image by Damian Peach, Loudwater, South East England
This is the best image yet of Wrottesley and surroundings. The 57 km wide crater has complex morphology with terraces and central peaks. But the terraces have lost their sharpness and flow almost smoothly into each other, and instead of a single strong peak there is a straggly collection of hills. We might as well move on to the other object depicted in this wonderful image. Petavius is shown with lighting slightly higher than in Bruno Daversin’s shot with a 24″ telescope from two years earlier. There have been no changes in the crater. The small rilles are concentrated on the northeastern side of the floor, as if to balance the one massive rille on the opposite side. The Great Rille of Petavius is wider than any other rille in a lunar crater (I think) and is comparable to the width of some linear rilles such as the Ariadaeus (which is about twice as wide). But unlike nearly all rilles its width, the Great Rille is mostly V-shaped, rather than flat-floored. Flat-floored rilles form under extensional conditions - forces pull apart the surface and parallel fractures form that the surface collapses into. I don’t think the Petavius rilles was ever like that. Often, a V-shape results from debris sliding down slope, perhaps this is what happened at the Great Rille. But I bet the story is more complicated for the size of the Great Rille is unique and its connections with the bizzare rille/ridge along the southwest crater wall are very uncertain. Thanks, Damian, for providing an image to admire and be perplexed over!
6 November, 2006, C14″ Schmidt Cassegrain @ F/41 + Lumenera Skynyx 2.0M camera; 4 frame mosaic.
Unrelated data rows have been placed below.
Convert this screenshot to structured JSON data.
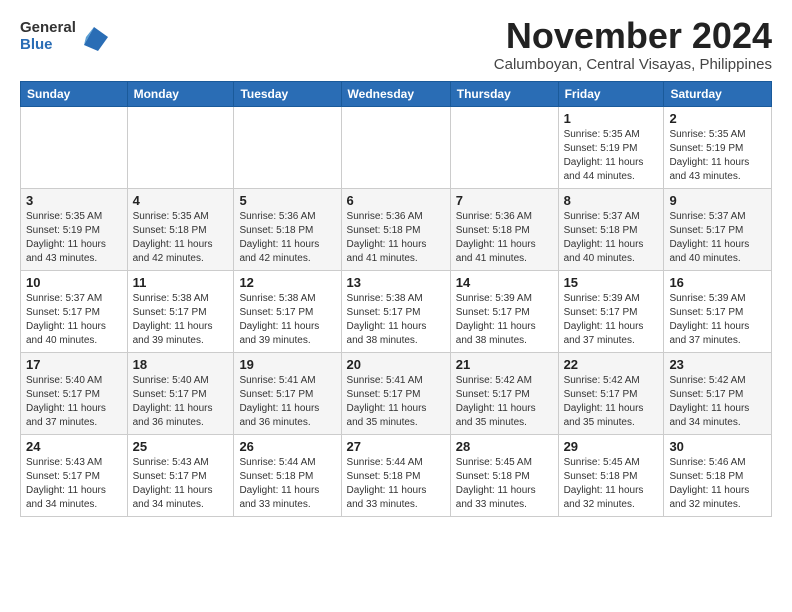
{
  "logo": {
    "general": "General",
    "blue": "Blue"
  },
  "header": {
    "month": "November 2024",
    "location": "Calumboyan, Central Visayas, Philippines"
  },
  "weekdays": [
    "Sunday",
    "Monday",
    "Tuesday",
    "Wednesday",
    "Thursday",
    "Friday",
    "Saturday"
  ],
  "weeks": [
    [
      {
        "day": "",
        "sunrise": "",
        "sunset": "",
        "daylight": ""
      },
      {
        "day": "",
        "sunrise": "",
        "sunset": "",
        "daylight": ""
      },
      {
        "day": "",
        "sunrise": "",
        "sunset": "",
        "daylight": ""
      },
      {
        "day": "",
        "sunrise": "",
        "sunset": "",
        "daylight": ""
      },
      {
        "day": "",
        "sunrise": "",
        "sunset": "",
        "daylight": ""
      },
      {
        "day": "1",
        "sunrise": "Sunrise: 5:35 AM",
        "sunset": "Sunset: 5:19 PM",
        "daylight": "Daylight: 11 hours and 44 minutes."
      },
      {
        "day": "2",
        "sunrise": "Sunrise: 5:35 AM",
        "sunset": "Sunset: 5:19 PM",
        "daylight": "Daylight: 11 hours and 43 minutes."
      }
    ],
    [
      {
        "day": "3",
        "sunrise": "Sunrise: 5:35 AM",
        "sunset": "Sunset: 5:19 PM",
        "daylight": "Daylight: 11 hours and 43 minutes."
      },
      {
        "day": "4",
        "sunrise": "Sunrise: 5:35 AM",
        "sunset": "Sunset: 5:18 PM",
        "daylight": "Daylight: 11 hours and 42 minutes."
      },
      {
        "day": "5",
        "sunrise": "Sunrise: 5:36 AM",
        "sunset": "Sunset: 5:18 PM",
        "daylight": "Daylight: 11 hours and 42 minutes."
      },
      {
        "day": "6",
        "sunrise": "Sunrise: 5:36 AM",
        "sunset": "Sunset: 5:18 PM",
        "daylight": "Daylight: 11 hours and 41 minutes."
      },
      {
        "day": "7",
        "sunrise": "Sunrise: 5:36 AM",
        "sunset": "Sunset: 5:18 PM",
        "daylight": "Daylight: 11 hours and 41 minutes."
      },
      {
        "day": "8",
        "sunrise": "Sunrise: 5:37 AM",
        "sunset": "Sunset: 5:18 PM",
        "daylight": "Daylight: 11 hours and 40 minutes."
      },
      {
        "day": "9",
        "sunrise": "Sunrise: 5:37 AM",
        "sunset": "Sunset: 5:17 PM",
        "daylight": "Daylight: 11 hours and 40 minutes."
      }
    ],
    [
      {
        "day": "10",
        "sunrise": "Sunrise: 5:37 AM",
        "sunset": "Sunset: 5:17 PM",
        "daylight": "Daylight: 11 hours and 40 minutes."
      },
      {
        "day": "11",
        "sunrise": "Sunrise: 5:38 AM",
        "sunset": "Sunset: 5:17 PM",
        "daylight": "Daylight: 11 hours and 39 minutes."
      },
      {
        "day": "12",
        "sunrise": "Sunrise: 5:38 AM",
        "sunset": "Sunset: 5:17 PM",
        "daylight": "Daylight: 11 hours and 39 minutes."
      },
      {
        "day": "13",
        "sunrise": "Sunrise: 5:38 AM",
        "sunset": "Sunset: 5:17 PM",
        "daylight": "Daylight: 11 hours and 38 minutes."
      },
      {
        "day": "14",
        "sunrise": "Sunrise: 5:39 AM",
        "sunset": "Sunset: 5:17 PM",
        "daylight": "Daylight: 11 hours and 38 minutes."
      },
      {
        "day": "15",
        "sunrise": "Sunrise: 5:39 AM",
        "sunset": "Sunset: 5:17 PM",
        "daylight": "Daylight: 11 hours and 37 minutes."
      },
      {
        "day": "16",
        "sunrise": "Sunrise: 5:39 AM",
        "sunset": "Sunset: 5:17 PM",
        "daylight": "Daylight: 11 hours and 37 minutes."
      }
    ],
    [
      {
        "day": "17",
        "sunrise": "Sunrise: 5:40 AM",
        "sunset": "Sunset: 5:17 PM",
        "daylight": "Daylight: 11 hours and 37 minutes."
      },
      {
        "day": "18",
        "sunrise": "Sunrise: 5:40 AM",
        "sunset": "Sunset: 5:17 PM",
        "daylight": "Daylight: 11 hours and 36 minutes."
      },
      {
        "day": "19",
        "sunrise": "Sunrise: 5:41 AM",
        "sunset": "Sunset: 5:17 PM",
        "daylight": "Daylight: 11 hours and 36 minutes."
      },
      {
        "day": "20",
        "sunrise": "Sunrise: 5:41 AM",
        "sunset": "Sunset: 5:17 PM",
        "daylight": "Daylight: 11 hours and 35 minutes."
      },
      {
        "day": "21",
        "sunrise": "Sunrise: 5:42 AM",
        "sunset": "Sunset: 5:17 PM",
        "daylight": "Daylight: 11 hours and 35 minutes."
      },
      {
        "day": "22",
        "sunrise": "Sunrise: 5:42 AM",
        "sunset": "Sunset: 5:17 PM",
        "daylight": "Daylight: 11 hours and 35 minutes."
      },
      {
        "day": "23",
        "sunrise": "Sunrise: 5:42 AM",
        "sunset": "Sunset: 5:17 PM",
        "daylight": "Daylight: 11 hours and 34 minutes."
      }
    ],
    [
      {
        "day": "24",
        "sunrise": "Sunrise: 5:43 AM",
        "sunset": "Sunset: 5:17 PM",
        "daylight": "Daylight: 11 hours and 34 minutes."
      },
      {
        "day": "25",
        "sunrise": "Sunrise: 5:43 AM",
        "sunset": "Sunset: 5:17 PM",
        "daylight": "Daylight: 11 hours and 34 minutes."
      },
      {
        "day": "26",
        "sunrise": "Sunrise: 5:44 AM",
        "sunset": "Sunset: 5:18 PM",
        "daylight": "Daylight: 11 hours and 33 minutes."
      },
      {
        "day": "27",
        "sunrise": "Sunrise: 5:44 AM",
        "sunset": "Sunset: 5:18 PM",
        "daylight": "Daylight: 11 hours and 33 minutes."
      },
      {
        "day": "28",
        "sunrise": "Sunrise: 5:45 AM",
        "sunset": "Sunset: 5:18 PM",
        "daylight": "Daylight: 11 hours and 33 minutes."
      },
      {
        "day": "29",
        "sunrise": "Sunrise: 5:45 AM",
        "sunset": "Sunset: 5:18 PM",
        "daylight": "Daylight: 11 hours and 32 minutes."
      },
      {
        "day": "30",
        "sunrise": "Sunrise: 5:46 AM",
        "sunset": "Sunset: 5:18 PM",
        "daylight": "Daylight: 11 hours and 32 minutes."
      }
    ]
  ]
}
North to the left.
Yesterday's LPOD: How Deep is That Hole?
Tomorrow's LPOD: Black and Wispy